“Over the last two years we are fairly confident Nursing Home operators have gotten really good with COVID-19 related infection control…The protocols are now strong and their resources for the materials are there. Some state Survey inspectors have broadened their focus to include items in the Medicare Infection Control handbook like the facility’s Dietary and Housekeeping departments.” – David Catanuto, Vice President and Underwriting Manager – Pro-Praxis Senior Living Underwriters

These measures—which senior living facilities may consider implementing as part of their normal operations to help control infections in the future—include enhanced cleaning procedures, vaccination requirements among residents and staff, visitor restrictions, respiratory hygiene standards (e.g., the use of masks), and symptom screening and testing rules.7

  • Enhanced cleaning procedures—Dedicated medical equipment should be used when caring for a patient with suspected or confirmed infection. All nondedicated, nondisposable medical equipment used for that patient should be cleaned and disinfected according to the manufacturer’s instructions before use on another patient. Routine cleaning of frequently touched surfaces should include using cleaners and water to pre-clean surfaces prior to applying an EPA-registered, hospital-grade disinfectant.
  • Vaccination requirements—Unless contraindicated—for example, by an allergic reaction—all staff and residents should be vaccinated against infectious diseases (when possible), even those previously infected. In particular, influenza vaccines should be prioritized, especially among staff, because residents often fail to have a robust immune response to vaccinations.7
  • Visitor restrictions—Many indoor visiting restrictions are being lifted within senior living facilities. Yet, it may be beneficial for visitors to remain barred from entry if they have a fever or other infectious disease symptoms, were recently diagnosed with such a disease or had prolonged close contact with an infected person within the last 10 days. Visitors should still keep their distance from other residents and staff. For residents who share a room, visits should occur outside the room whenever possible.7
  • Respiratory hygiene standards—Masking is now all but universally required in the senior living setting, the only exception being residents in dementia units who may not have the cognitive capacity to maintain proper mask wear.7
  • Screening and testing rules—Residents should be screened for infectious disease symptoms daily, and more frequently when outbreaks occur. New or returning residents should undergo viral testing, but beyond that, viral testing of asymptomatic residents need only occur after outbreaks.7

Positive advancements in senior living
One of the few positive impacts the COVID-19 pandemic had on the health care industry was the widespread adoption of telemedicine, which is the remote diagnosis and treatment of patients by means of electronic and digital technology (i.e., medical visits that are completed via video conferencing or telephones). The medical field as a whole had long been dragging its heels in exploring new technological tools to assist with patient care. Only when the government granted emergency pandemic waivers that cut through red tape and streamlined reimbursements did greater telemedicine adoption occur. Many of these waivers are expected to become permanent going forward.
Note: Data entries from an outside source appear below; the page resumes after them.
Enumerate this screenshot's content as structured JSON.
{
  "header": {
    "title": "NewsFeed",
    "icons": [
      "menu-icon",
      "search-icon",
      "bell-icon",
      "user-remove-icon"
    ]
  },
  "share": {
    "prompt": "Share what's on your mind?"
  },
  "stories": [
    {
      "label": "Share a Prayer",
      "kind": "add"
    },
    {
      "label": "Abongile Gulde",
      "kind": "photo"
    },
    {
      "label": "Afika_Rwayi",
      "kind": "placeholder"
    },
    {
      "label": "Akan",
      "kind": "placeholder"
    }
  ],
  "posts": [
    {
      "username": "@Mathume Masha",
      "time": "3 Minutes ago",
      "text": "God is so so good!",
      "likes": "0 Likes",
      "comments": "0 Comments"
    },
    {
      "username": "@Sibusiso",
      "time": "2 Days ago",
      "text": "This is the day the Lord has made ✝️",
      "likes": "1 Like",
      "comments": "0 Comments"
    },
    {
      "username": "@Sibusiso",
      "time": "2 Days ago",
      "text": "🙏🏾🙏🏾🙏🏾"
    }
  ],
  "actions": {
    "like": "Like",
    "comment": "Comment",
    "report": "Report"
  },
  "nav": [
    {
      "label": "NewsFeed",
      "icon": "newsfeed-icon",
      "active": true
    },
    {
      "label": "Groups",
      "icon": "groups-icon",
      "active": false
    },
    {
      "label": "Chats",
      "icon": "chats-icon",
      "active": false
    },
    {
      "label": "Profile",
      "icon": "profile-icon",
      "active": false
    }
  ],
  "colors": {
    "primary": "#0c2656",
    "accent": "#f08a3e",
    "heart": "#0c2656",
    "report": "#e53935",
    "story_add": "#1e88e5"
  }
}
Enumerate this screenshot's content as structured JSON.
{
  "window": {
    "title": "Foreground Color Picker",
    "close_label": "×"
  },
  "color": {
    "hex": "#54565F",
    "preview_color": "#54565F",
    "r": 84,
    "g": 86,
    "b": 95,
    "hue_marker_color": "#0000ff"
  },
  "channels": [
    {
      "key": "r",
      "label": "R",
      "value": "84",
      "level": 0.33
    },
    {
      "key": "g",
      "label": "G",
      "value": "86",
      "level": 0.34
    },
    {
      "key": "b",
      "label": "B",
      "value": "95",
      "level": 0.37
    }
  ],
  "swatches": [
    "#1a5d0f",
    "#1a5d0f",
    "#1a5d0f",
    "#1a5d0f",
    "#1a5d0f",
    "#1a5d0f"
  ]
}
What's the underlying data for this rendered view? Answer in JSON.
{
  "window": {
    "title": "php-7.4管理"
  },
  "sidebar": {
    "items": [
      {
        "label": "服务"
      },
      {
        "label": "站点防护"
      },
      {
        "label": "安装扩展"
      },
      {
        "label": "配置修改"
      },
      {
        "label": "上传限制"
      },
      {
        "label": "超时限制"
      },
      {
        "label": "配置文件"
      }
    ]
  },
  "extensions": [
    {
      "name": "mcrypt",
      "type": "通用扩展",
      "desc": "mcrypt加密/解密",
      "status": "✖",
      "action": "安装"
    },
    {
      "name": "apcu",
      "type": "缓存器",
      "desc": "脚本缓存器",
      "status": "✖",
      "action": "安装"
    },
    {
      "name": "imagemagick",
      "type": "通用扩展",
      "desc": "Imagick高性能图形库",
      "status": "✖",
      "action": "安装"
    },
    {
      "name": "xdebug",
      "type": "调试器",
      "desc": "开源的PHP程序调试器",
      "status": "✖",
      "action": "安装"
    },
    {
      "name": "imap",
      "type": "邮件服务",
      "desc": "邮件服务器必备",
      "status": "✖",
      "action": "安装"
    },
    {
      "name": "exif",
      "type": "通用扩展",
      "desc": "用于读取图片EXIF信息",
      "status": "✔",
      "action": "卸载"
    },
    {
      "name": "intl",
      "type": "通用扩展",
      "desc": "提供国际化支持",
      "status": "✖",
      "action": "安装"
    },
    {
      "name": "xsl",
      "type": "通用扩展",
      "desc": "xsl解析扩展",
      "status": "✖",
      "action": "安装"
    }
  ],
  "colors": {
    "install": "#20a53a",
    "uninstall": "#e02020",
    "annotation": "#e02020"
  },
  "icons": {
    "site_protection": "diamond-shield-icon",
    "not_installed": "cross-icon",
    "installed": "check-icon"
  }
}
Telemedicine is particularly valuable in elderly care because it saves frail and/or cognitively impaired patients from having to be moved around as much in order to receive medical attention or treatment, thus granting them simplified access to care providers.

Another potential upside to be salvaged from COVID-19’s aftermath is that it may have given health systems a better appreciation for the senior living sector’s position as an important part of the overall health care continuum. During the worst of the pandemic, nursing homes forged new bonds with local public health departments and helped hospitals maintain emergency capacity.

Some providers hope that the increased policy scrutiny brought on by the pandemic will ultimately lead to better health system relationships and possibly enhanced industry stature, along with additional public funding.9